A Ready-Made Market for Bio Jet Fuel?
In the past, producers made a biofuel and then worked to convince the world that it was a good product worth purchasing.” That hazard is familiar to Gordon Ommen. He cofounded one of the country’s largest ethanol producers. His new biofuels start-up, St. Paul–based JetE, tries to sidestep the pitfalls of the industry’s first-generation businesses.
JetE wants to help ethanol and biodiesel producers make a new kind of fuel for the aviation, military, and industrial markets. Demand is already demonstrated, Ommen says. The aviation industry is asking for green jet fuel and has “gone so far as to establish a specification for that fuel.” JetE’s biorefineries would meet the spec. Another advantage that ethanol didn’t have: Their fuels would be “compatible with existing engines and distribution infrastructure.”

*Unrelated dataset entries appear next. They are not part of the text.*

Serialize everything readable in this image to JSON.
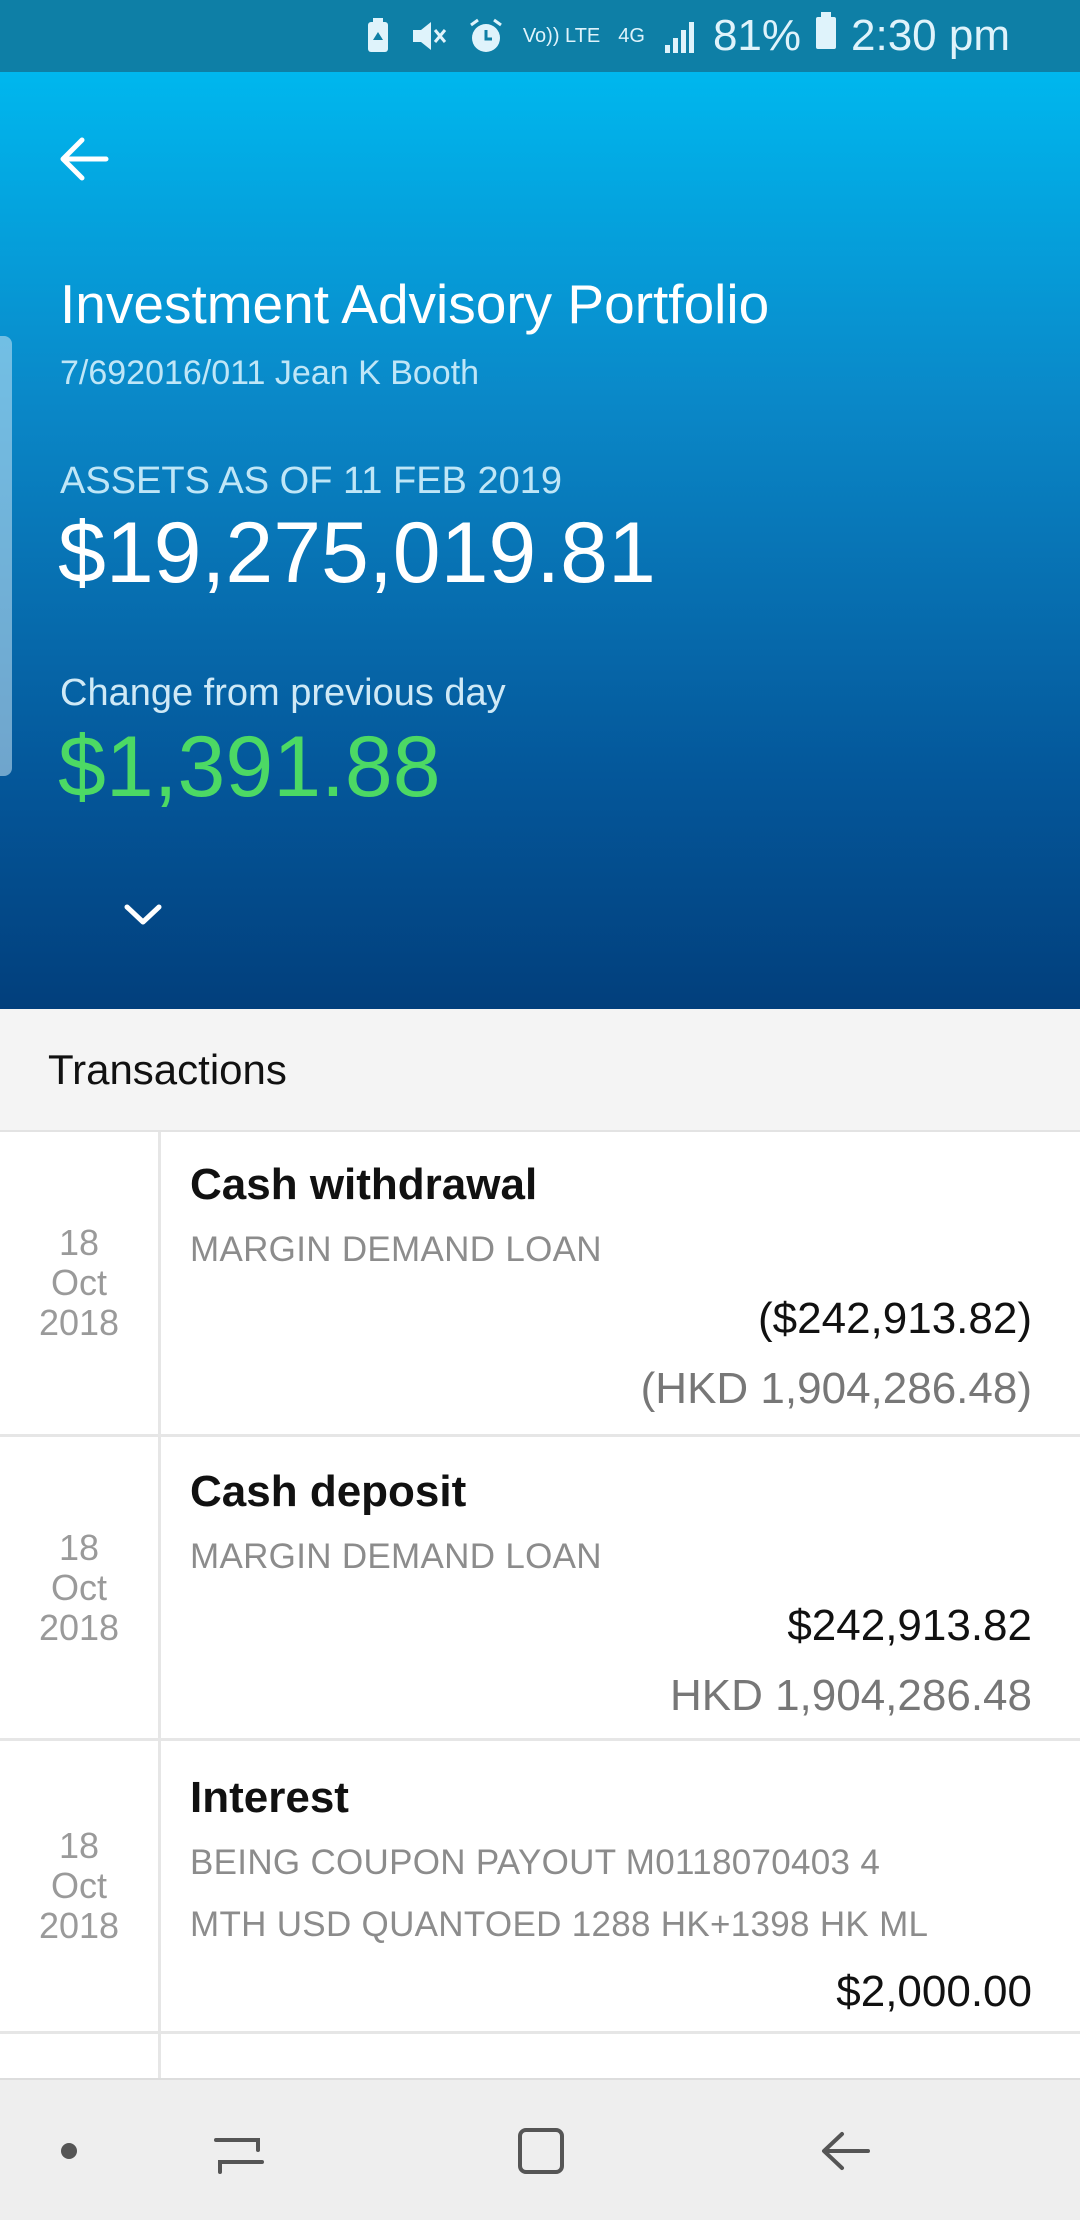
{
  "status_bar": {
    "icons": [
      "battery-saver-icon",
      "mute-icon",
      "alarm-icon",
      "volte-icon",
      "4g-icon",
      "signal-icon",
      "battery-icon"
    ],
    "volte_label": "Vo)) LTE",
    "network_label": "4G",
    "battery_percent": "81%",
    "time": "2:30 pm"
  },
  "header": {
    "title": "Investment Advisory Portfolio",
    "account": "7/692016/011 Jean K Booth",
    "assets_label": "ASSETS AS OF 11 FEB 2019",
    "assets_value": "$19,275,019.81",
    "change_label": "Change from previous day",
    "change_value": "$1,391.88",
    "change_color": "#4cd964"
  },
  "transactions": {
    "title": "Transactions",
    "items": [
      {
        "date_day": "18",
        "date_month": "Oct",
        "date_year": "2018",
        "title": "Cash withdrawal",
        "desc1": "MARGIN DEMAND LOAN",
        "desc2": "",
        "amount": "($242,913.82)",
        "amount_local": "(HKD 1,904,286.48)"
      },
      {
        "date_day": "18",
        "date_month": "Oct",
        "date_year": "2018",
        "title": "Cash deposit",
        "desc1": "MARGIN DEMAND LOAN",
        "desc2": "",
        "amount": "$242,913.82",
        "amount_local": "HKD 1,904,286.48"
      },
      {
        "date_day": "18",
        "date_month": "Oct",
        "date_year": "2018",
        "title": "Interest",
        "desc1": "BEING COUPON PAYOUT M0118070403  4",
        "desc2": "MTH USD QUANTOED 1288 HK+1398 HK ML",
        "amount": "$2,000.00",
        "amount_local": ""
      }
    ]
  },
  "nav_bar": {
    "buttons": [
      "nav-dot-icon",
      "recent-apps-icon",
      "home-icon",
      "back-icon"
    ]
  },
  "colors": {
    "status_bar": "#0e7fa6",
    "header_top": "#00b7ee",
    "header_bottom": "#023f7c",
    "positive": "#4cd964"
  }
}
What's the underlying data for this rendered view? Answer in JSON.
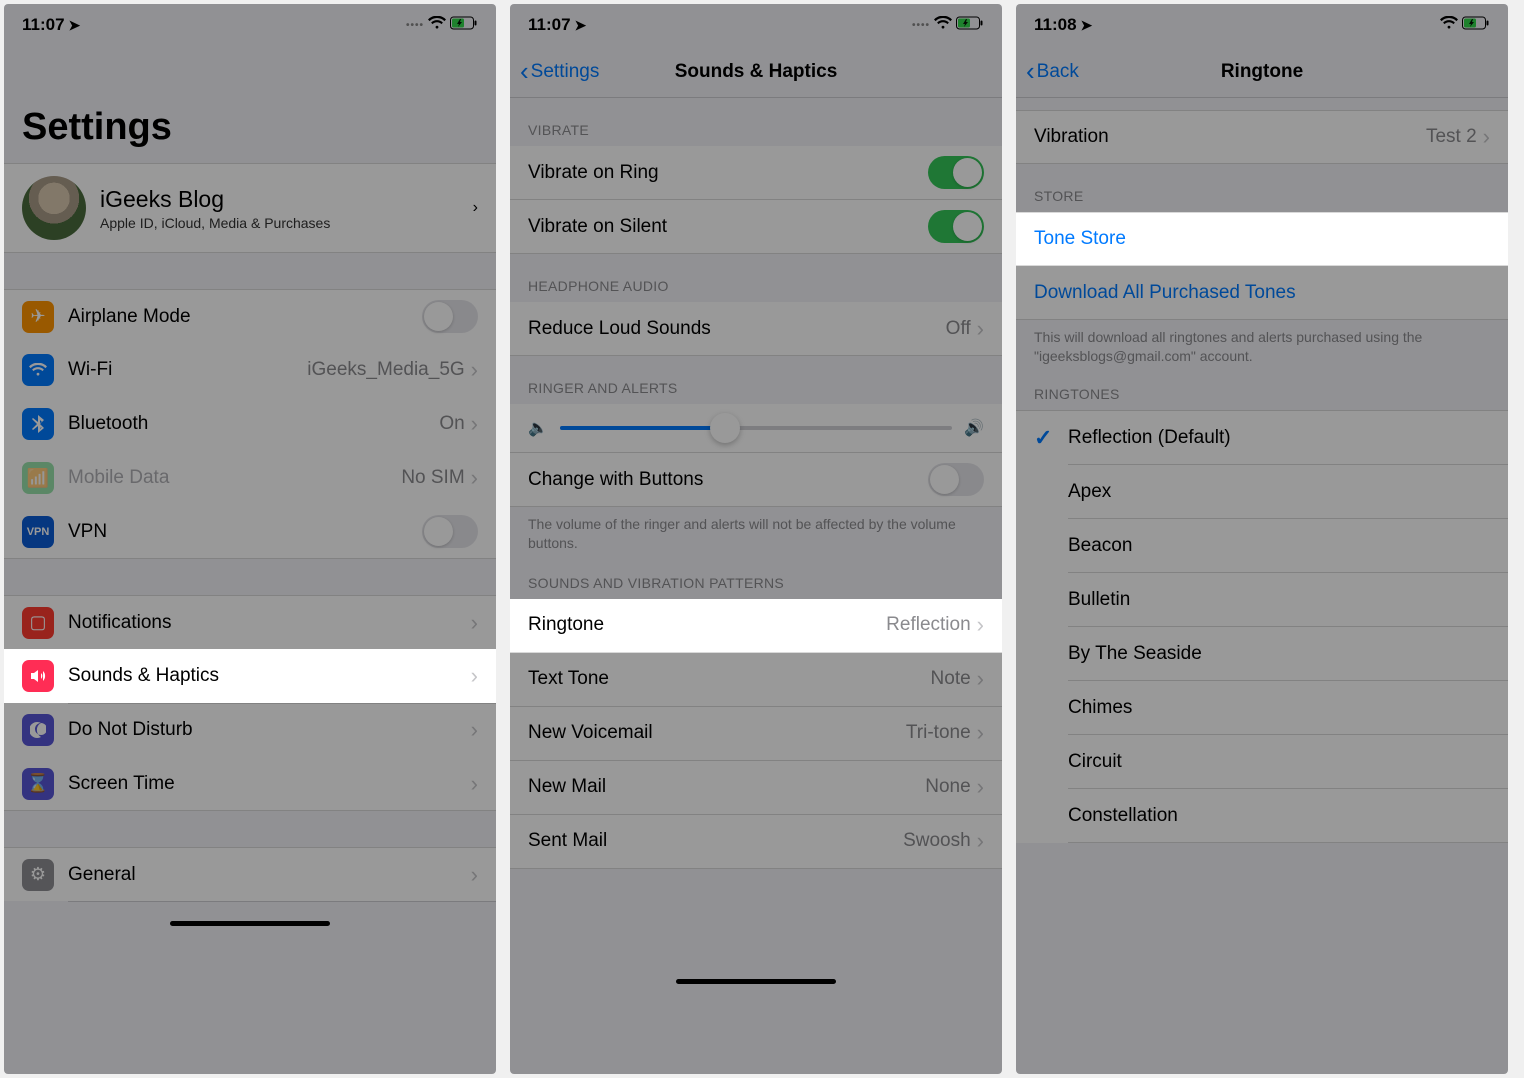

Ommen cofounded U.S. BioEnergy Corporation, the Inver Grove Heights–based ethanol distiller, in 2004, and was its CEO. The company raised $1.5 billion, engineered a successful IPO, and grew to 700 employees. Early in 2008, South Dakota’s VeraSun Energy Corporation acquired U.S. BioEnergy. Before the year was out, VeraSun—struck by volatile corn prices and its own failed price hedging—declared bankruptcy and later sold its assets.
Meanwhile, Ommen had departed to focus on his private equity firm, Capitaline Advisors, LLC, and to start JetE, where he says the opportunity “is much bigger” than for U.S. BioEenergy.
Airlines, which burn some 25 billion gallons of fuel annually, have won regulatory approval for a new biofuel that meets standards set by the benchmarking group ASTM International. Airlines want to buy this new fuel, JetE says, but there is no commercial-scale production yet, at least in the U.S.
JetE proposes to kick-start domestic production by selling a biorefinery system and a proprietary version of a hydroprocessing chemistry as an add-on to existing ethanol plants or a conversion at biodiesel plants. JetE would build the biorefinery, then turn the keys over to the owners.
“It’s a little bit like a franchise,” Ommen says. The process would rely on corn oil that ethanol plants typically sell off now as part of their dried distillers-grain byproduct (which is used as livestock feed). At biodiesel plants, it would use the same soy oil that’s used now. Eventually, other biofeedstocks could be used.
For struggling ethanol plants in particular, the attraction would be diversification and value added to a byproduct. Ommen estimates that deploying JetE’s system would boost profits by $1.2 billion annually at the nation’s ethanol plants and $1.8 billion at biodiesel plants. The company’s Tim Kubista says bio jet fuel would be priced competitively with conventional jet fuel. In early February, that would be just under $2 per gallon.
JetE says it could “democratize trans- portation fuel” by putting more produc-tion close to biomass sources, and putting control and economic benefits into rural communities. That’s a rallying cry familiar from the ethanol industry.
Tom Halverson, who heads the clean-tech and renewable-energy group at local investment bank Piper Jaffray, helped Ommen raise capital for U.S. BioEnergy. He believes JetE will succeed: “My experience with Gordon is that he can take a very complicated, large endeavor, crystallize this strategically, and just get it done.”
Ommen won’t disclose how much money JetE has raised, but says funding is mostly from Capitaline, where he is the sole principal. He still cites as JetE’s three big challenges, “capital, capital, and capital.”